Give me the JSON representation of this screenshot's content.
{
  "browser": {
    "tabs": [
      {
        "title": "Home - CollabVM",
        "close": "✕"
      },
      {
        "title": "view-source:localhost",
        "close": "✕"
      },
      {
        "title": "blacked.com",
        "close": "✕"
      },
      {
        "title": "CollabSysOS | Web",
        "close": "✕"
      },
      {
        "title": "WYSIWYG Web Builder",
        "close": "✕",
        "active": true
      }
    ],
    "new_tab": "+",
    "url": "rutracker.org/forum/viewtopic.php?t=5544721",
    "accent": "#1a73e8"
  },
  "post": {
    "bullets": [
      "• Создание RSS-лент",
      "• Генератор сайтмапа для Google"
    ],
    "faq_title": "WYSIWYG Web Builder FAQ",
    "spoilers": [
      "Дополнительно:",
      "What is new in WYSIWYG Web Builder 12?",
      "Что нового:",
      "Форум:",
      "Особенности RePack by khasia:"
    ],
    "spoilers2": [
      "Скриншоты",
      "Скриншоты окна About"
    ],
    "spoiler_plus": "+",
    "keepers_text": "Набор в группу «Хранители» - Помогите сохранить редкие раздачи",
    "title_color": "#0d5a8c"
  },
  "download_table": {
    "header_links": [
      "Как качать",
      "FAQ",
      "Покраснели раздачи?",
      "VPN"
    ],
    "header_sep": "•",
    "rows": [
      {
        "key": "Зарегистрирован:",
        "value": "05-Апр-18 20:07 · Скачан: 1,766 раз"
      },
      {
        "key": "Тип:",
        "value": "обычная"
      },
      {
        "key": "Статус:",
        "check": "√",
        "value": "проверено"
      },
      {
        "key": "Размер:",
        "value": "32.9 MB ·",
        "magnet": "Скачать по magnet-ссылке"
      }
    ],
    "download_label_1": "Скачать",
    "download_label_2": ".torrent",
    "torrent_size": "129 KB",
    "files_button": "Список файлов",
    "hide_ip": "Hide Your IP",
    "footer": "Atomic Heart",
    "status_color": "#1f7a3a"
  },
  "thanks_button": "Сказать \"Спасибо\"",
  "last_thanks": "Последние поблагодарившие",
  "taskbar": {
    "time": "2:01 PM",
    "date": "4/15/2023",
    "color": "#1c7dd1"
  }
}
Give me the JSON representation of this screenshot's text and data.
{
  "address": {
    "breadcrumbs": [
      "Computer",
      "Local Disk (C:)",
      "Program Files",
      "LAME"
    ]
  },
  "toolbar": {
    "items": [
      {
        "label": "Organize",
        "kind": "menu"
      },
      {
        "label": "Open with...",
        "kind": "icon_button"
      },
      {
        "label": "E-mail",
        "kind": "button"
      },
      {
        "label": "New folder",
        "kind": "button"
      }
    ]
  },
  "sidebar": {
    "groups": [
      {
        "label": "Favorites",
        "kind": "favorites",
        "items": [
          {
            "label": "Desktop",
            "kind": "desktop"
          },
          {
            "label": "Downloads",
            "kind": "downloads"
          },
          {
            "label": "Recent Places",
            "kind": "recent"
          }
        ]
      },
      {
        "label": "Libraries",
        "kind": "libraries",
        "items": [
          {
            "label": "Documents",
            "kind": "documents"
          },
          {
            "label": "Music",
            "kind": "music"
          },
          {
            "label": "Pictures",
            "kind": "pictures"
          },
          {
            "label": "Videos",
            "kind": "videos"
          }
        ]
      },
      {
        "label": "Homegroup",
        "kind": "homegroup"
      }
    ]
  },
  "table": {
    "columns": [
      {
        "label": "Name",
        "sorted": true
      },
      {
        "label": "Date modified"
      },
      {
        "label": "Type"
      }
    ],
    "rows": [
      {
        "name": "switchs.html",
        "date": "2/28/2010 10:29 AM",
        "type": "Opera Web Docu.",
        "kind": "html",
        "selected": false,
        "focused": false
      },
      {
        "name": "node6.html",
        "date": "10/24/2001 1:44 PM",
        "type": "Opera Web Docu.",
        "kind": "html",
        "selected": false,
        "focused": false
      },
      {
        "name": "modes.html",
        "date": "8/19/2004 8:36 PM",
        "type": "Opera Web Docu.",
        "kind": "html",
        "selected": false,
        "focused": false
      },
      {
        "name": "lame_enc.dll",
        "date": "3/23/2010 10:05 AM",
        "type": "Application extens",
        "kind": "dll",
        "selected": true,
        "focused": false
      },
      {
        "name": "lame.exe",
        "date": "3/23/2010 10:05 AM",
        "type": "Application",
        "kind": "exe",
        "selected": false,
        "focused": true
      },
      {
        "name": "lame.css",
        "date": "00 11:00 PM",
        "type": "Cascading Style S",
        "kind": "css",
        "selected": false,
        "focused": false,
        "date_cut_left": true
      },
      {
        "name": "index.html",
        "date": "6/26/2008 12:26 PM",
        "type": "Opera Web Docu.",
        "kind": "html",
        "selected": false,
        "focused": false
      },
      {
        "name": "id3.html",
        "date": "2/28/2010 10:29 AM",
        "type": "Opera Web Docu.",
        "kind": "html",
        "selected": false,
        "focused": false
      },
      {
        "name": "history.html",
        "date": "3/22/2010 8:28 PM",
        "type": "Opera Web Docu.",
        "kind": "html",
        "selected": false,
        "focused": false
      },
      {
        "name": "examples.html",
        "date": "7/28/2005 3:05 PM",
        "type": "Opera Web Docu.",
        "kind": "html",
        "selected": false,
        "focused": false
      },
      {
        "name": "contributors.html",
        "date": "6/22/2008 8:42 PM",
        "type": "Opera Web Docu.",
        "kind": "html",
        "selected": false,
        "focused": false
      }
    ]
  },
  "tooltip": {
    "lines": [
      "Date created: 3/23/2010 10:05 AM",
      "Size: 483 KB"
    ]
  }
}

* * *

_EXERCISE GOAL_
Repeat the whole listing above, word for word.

_RESPONSE_
Give me the JSON representation of this screenshot's content.
{
  "browser": {
    "tabs": [
      {
        "title": "Home - CollabVM",
        "close": "✕"
      },
      {
        "title": "view-source:localhost",
        "close": "✕"
      },
      {
        "title": "blacked.com",
        "close": "✕"
      },
      {
        "title": "CollabSysOS | Web",
        "close": "✕"
      },
      {
        "title": "WYSIWYG Web Builder",
        "close": "✕",
        "active": true
      }
    ],
    "new_tab": "+",
    "url": "rutracker.org/forum/viewtopic.php?t=5544721",
    "accent": "#1a73e8"
  },
  "post": {
    "bullets": [
      "• Создание RSS-лент",
      "• Генератор сайтмапа для Google"
    ],
    "faq_title": "WYSIWYG Web Builder FAQ",
    "spoilers": [
      "Дополнительно:",
      "What is new in WYSIWYG Web Builder 12?",
      "Что нового:",
      "Форум:",
      "Особенности RePack by khasia:"
    ],
    "spoilers2": [
      "Скриншоты",
      "Скриншоты окна About"
    ],
    "spoiler_plus": "+",
    "keepers_text": "Набор в группу «Хранители» - Помогите сохранить редкие раздачи",
    "title_color": "#0d5a8c"
  },
  "download_table": {
    "header_links": [
      "Как качать",
      "FAQ",
      "Покраснели раздачи?",
      "VPN"
    ],
    "header_sep": "•",
    "rows": [
      {
        "key": "Зарегистрирован:",
        "value": "05-Апр-18 20:07 · Скачан: 1,766 раз"
      },
      {
        "key": "Тип:",
        "value": "обычная"
      },
      {
        "key": "Статус:",
        "check": "√",
        "value": "проверено"
      },
      {
        "key": "Размер:",
        "value": "32.9 MB ·",
        "magnet": "Скачать по magnet-ссылке"
      }
    ],
    "download_label_1": "Скачать",
    "download_label_2": ".torrent",
    "torrent_size": "129 KB",
    "files_button": "Список файлов",
    "hide_ip": "Hide Your IP",
    "footer": "Atomic Heart",
    "status_color": "#1f7a3a"
  },
  "thanks_button": "Сказать \"Спасибо\"",
  "last_thanks": "Последние поблагодарившие",
  "taskbar": {
    "time": "2:01 PM",
    "date": "4/15/2023",
    "color": "#1c7dd1"
  }
}
Give me the JSON representation of this screenshot's text and data.
{
  "address": {
    "breadcrumbs": [
      "Computer",
      "Local Disk (C:)",
      "Program Files",
      "LAME"
    ]
  },
  "toolbar": {
    "items": [
      {
        "label": "Organize",
        "kind": "menu"
      },
      {
        "label": "Open with...",
        "kind": "icon_button"
      },
      {
        "label": "E-mail",
        "kind": "button"
      },
      {
        "label": "New folder",
        "kind": "button"
      }
    ]
  },
  "sidebar": {
    "groups": [
      {
        "label": "Favorites",
        "kind": "favorites",
        "items": [
          {
            "label": "Desktop",
            "kind": "desktop"
          },
          {
            "label": "Downloads",
            "kind": "downloads"
          },
          {
            "label": "Recent Places",
            "kind": "recent"
          }
        ]
      },
      {
        "label": "Libraries",
        "kind": "libraries",
        "items": [
          {
            "label": "Documents",
            "kind": "documents"
          },
          {
            "label": "Music",
            "kind": "music"
          },
          {
            "label": "Pictures",
            "kind": "pictures"
          },
          {
            "label": "Videos",
            "kind": "videos"
          }
        ]
      },
      {
        "label": "Homegroup",
        "kind": "homegroup"
      }
    ]
  },
  "table": {
    "columns": [
      {
        "label": "Name",
        "sorted": true
      },
      {
        "label": "Date modified"
      },
      {
        "label": "Type"
      }
    ],
    "rows": [
      {
        "name": "switchs.html",
        "date": "2/28/2010 10:29 AM",
        "type": "Opera Web Docu.",
        "kind": "html",
        "selected": false,
        "focused": false
      },
      {
        "name": "node6.html",
        "date": "10/24/2001 1:44 PM",
        "type": "Opera Web Docu.",
        "kind": "html",
        "selected": false,
        "focused": false
      },
      {
        "name": "modes.html",
        "date": "8/19/2004 8:36 PM",
        "type": "Opera Web Docu.",
        "kind": "html",
        "selected": false,
        "focused": false
      },
      {
        "name": "lame_enc.dll",
        "date": "3/23/2010 10:05 AM",
        "type": "Application extens",
        "kind": "dll",
        "selected": true,
        "focused": false
      },
      {
        "name": "lame.exe",
        "date": "3/23/2010 10:05 AM",
        "type": "Application",
        "kind": "exe",
        "selected": false,
        "focused": true
      },
      {
        "name": "lame.css",
        "date": "00 11:00 PM",
        "type": "Cascading Style S",
        "kind": "css",
        "selected": false,
        "focused": false,
        "date_cut_left": true
      },
      {
        "name": "index.html",
        "date": "6/26/2008 12:26 PM",
        "type": "Opera Web Docu.",
        "kind": "html",
        "selected": false,
        "focused": false
      },
      {
        "name": "id3.html",
        "date": "2/28/2010 10:29 AM",
        "type": "Opera Web Docu.",
        "kind": "html",
        "selected": false,
        "focused": false
      },
      {
        "name": "history.html",
        "date": "3/22/2010 8:28 PM",
        "type": "Opera Web Docu.",
        "kind": "html",
        "selected": false,
        "focused": false
      },
      {
        "name": "examples.html",
        "date": "7/28/2005 3:05 PM",
        "type": "Opera Web Docu.",
        "kind": "html",
        "selected": false,
        "focused": false
      },
      {
        "name": "contributors.html",
        "date": "6/22/2008 8:42 PM",
        "type": "Opera Web Docu.",
        "kind": "html",
        "selected": false,
        "focused": false
      }
    ]
  },
  "tooltip": {
    "lines": [
      "Date created: 3/23/2010 10:05 AM",
      "Size: 483 KB"
    ]
  }
}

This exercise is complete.